Also many Fillipinos were brought to Mexico as slaves during the Spanish colonial period. And many Mexicans were brought to the Phillipines as slaves and there was back and forth mutual migrations and trading. In fact, Afro Mexican slaves and black African slaves in Mexico if they disobeyed or rebelled against the Spanish owners or authority would be sent to Phillipines and docked there or sent there to be tortured as punishment.
Reply With Quote Quick reply to this message
 
Old 07-28-2013, 12:16 AM
 
578 posts, read 755,984 times
Reputation: 122
Quote:
Originally Posted by jerseygal4u View Post
Everyone keeps mentioning Spanish and hispanic...

Here is my question: What About the Brazilians?
They speak Portuguese,so does that not make them hispanic?

What about forth generation Nyc Puerto Ricans who no longer speak Spanish?
Can they still be considered Hispanic?
Brazilians and other Portuguese speaking nations are NOT Hispanic. They are Lusophones, and therefore are LUSITANIC.
Reply With Quote Quick reply to this message
 
Old 07-28-2013, 12:23 AM
 
578 posts, read 755,984 times
Reputation: 122
Quote:
Originally Posted by Gentoo View Post
Brazil is not part of the Hispanidad for starters and the history is with that or Portugal, not Spain so I'm thinking no.
In the US yes they can still be considered Hispanic.
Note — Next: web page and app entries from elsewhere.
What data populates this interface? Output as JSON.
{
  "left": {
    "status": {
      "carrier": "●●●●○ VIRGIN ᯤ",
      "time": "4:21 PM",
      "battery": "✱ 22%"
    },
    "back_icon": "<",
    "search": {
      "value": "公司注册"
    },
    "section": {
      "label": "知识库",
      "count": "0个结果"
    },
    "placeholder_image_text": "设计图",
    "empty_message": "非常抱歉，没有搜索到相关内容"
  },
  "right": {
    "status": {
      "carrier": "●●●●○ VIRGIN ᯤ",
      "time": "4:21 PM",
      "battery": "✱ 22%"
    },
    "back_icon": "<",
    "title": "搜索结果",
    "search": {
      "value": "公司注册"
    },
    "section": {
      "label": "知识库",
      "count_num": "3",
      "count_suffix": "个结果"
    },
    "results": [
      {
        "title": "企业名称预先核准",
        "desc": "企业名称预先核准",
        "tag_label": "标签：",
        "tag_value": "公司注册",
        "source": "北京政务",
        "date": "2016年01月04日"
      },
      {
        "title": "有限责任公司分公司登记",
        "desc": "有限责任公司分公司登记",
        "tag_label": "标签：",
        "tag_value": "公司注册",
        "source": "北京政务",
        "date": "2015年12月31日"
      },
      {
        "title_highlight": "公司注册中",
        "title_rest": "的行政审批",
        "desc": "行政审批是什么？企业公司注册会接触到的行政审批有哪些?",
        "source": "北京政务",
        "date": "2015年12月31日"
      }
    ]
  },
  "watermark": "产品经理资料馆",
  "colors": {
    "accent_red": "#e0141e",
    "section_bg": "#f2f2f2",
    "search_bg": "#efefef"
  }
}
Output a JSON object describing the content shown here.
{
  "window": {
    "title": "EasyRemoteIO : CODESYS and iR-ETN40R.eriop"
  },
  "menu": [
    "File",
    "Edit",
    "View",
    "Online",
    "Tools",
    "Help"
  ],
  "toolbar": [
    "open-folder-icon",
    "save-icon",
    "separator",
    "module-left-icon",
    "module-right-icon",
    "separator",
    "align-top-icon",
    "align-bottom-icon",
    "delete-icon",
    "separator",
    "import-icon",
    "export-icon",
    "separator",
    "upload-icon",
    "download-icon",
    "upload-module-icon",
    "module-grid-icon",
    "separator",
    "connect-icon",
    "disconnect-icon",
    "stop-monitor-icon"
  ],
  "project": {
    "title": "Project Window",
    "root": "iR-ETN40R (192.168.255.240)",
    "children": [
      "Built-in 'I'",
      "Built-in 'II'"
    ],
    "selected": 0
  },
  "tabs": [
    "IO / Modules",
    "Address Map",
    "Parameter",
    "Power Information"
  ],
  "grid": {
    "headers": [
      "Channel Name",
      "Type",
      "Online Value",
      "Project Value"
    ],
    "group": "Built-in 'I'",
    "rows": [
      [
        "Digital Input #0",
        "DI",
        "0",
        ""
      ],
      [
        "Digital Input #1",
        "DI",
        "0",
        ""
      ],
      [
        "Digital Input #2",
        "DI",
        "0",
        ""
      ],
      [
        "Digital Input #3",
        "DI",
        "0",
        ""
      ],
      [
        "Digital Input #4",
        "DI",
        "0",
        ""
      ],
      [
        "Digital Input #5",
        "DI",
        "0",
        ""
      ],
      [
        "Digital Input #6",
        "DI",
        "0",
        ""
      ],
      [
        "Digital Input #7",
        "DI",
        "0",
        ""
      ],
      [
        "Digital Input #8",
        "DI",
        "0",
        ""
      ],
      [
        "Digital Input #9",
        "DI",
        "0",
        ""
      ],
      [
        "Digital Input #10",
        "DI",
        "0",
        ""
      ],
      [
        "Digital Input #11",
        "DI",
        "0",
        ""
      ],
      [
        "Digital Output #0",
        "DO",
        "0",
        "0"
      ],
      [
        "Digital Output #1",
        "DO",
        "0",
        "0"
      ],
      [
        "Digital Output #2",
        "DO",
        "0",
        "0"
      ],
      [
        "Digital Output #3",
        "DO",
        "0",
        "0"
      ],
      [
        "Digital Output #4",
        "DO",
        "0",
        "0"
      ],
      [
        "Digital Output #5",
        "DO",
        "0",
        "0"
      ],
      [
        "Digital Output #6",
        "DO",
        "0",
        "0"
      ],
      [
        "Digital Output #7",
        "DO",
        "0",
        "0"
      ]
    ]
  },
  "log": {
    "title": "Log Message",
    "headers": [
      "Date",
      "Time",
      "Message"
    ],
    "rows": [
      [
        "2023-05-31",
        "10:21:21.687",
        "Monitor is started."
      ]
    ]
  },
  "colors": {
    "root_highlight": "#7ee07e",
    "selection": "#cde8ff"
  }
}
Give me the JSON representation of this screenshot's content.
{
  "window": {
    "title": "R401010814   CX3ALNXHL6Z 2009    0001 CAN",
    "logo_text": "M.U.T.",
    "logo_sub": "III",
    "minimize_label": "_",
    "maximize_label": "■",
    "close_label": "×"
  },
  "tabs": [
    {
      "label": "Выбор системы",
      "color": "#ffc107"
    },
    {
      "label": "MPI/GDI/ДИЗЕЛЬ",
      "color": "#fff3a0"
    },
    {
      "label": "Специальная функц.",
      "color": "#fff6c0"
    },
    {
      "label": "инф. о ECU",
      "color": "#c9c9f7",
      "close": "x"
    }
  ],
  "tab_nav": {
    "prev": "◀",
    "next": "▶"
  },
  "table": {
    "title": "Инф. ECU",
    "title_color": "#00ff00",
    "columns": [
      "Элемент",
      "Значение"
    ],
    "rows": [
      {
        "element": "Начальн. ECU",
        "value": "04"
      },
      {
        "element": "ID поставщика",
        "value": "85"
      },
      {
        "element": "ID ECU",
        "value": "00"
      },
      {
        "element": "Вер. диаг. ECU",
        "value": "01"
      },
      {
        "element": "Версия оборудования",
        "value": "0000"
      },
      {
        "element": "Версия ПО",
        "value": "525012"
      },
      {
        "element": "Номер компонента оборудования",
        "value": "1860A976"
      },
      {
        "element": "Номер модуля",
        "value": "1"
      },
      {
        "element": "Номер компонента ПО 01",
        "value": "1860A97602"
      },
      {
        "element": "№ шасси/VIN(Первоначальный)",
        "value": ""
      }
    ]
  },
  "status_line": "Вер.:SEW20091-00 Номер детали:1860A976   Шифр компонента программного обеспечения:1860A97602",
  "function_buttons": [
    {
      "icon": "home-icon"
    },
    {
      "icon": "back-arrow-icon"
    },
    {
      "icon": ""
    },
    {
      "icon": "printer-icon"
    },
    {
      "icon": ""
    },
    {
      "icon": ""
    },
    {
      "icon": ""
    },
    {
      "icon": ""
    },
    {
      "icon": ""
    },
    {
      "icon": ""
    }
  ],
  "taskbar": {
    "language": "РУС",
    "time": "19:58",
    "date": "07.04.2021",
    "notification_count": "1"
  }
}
The US census does not stipulate that they have to speak Spanish.
Actually the USA Census does NOT include Brazilians in it's definition of Hispanic. In fact even the term Latino which is used interchangeably does NOT include them in the Census.

I think the Latino media socially includes Brazil when talking about Latinos. Brazilians are often included in that sense.

Hispanic/Latino are centered around Hispanophone Latin American peoples though.

If Brazilians are sometimes included, what about Haitians and other French speaking nations and French Creole speaking peoples.

Hell to take it even a step further what about places like Trinidad? Trinidad still practices Spanish customs and traditions from the colonial era period, and it has French influences and even some Portuguese. Can't Trinidadians technically be considered Latino? Many people speak Spanish there still.

Hell what about the ABC islands Dutch speaking islands, with their Papiamentu and Papiamento languages and their heavy Spanish and Portuguese influences?
Reply With Quote Quick reply to this message
Please register to post and access all features of our very popular forum. It is free and quick. Over $68,000 in prizes has already been given out to active posters on our forum. Additional giveaways are planned.

Detailed information about all U.S. cities, counties, and zip codes on our site: City-data.com.


Reply
Please update this thread with any new information or opinions. This open thread is still read by thousands of people, so we encourage all additional points of view.

Quick Reply
Message:


Over $104,000 in prizes was already given out to active posters on our forum and additional giveaways are planned!

Go Back   City-Data Forum > World Forums > Africa
Similar Threads
Follow City-Data.com founder on our Forum or

All times are GMT -6.

© 2005-2019, Advameg, Inc. · Please obey Forum Rules · Terms of Use and Privacy Policy · Bug Bounty

City-Data.com - Archive 1, 2, 3, 4, 5, 6, 7, 8, 9, 10, 11, 12, 13, 14, 15, 16, 17, 18, 19, 20, 21, 22, 23, 24, 25, 26, 27, 28, 29, 30, 31, 32, 33, 34, 35 - Top